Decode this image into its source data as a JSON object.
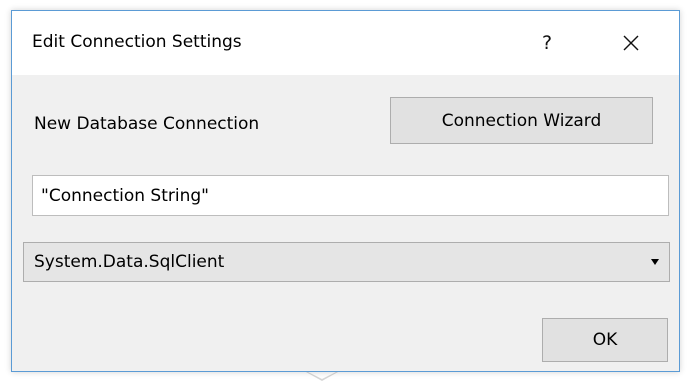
{
  "window": {
    "title": "Edit Connection Settings",
    "help_label": "?",
    "close_icon": "close-icon"
  },
  "connection": {
    "label": "New Database Connection",
    "wizard_button_label": "Connection Wizard",
    "connection_string_value": "\"Connection String\"",
    "provider_selected": "System.Data.SqlClient"
  },
  "footer": {
    "ok_label": "OK"
  },
  "colors": {
    "dialog_border": "#5b9bd5",
    "dialog_background": "#f0f0f0",
    "button_background": "#e1e1e1",
    "button_border": "#adadad"
  }
}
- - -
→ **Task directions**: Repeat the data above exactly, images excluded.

→ **Written reply**:
Decode this image into its source data as a JSON object.
{
  "window": {
    "title": "Edit Connection Settings",
    "help_label": "?",
    "close_icon": "close-icon"
  },
  "connection": {
    "label": "New Database Connection",
    "wizard_button_label": "Connection Wizard",
    "connection_string_value": "\"Connection String\"",
    "provider_selected": "System.Data.SqlClient"
  },
  "footer": {
    "ok_label": "OK"
  },
  "colors": {
    "dialog_border": "#5b9bd5",
    "dialog_background": "#f0f0f0",
    "button_background": "#e1e1e1",
    "button_border": "#adadad"
  }
}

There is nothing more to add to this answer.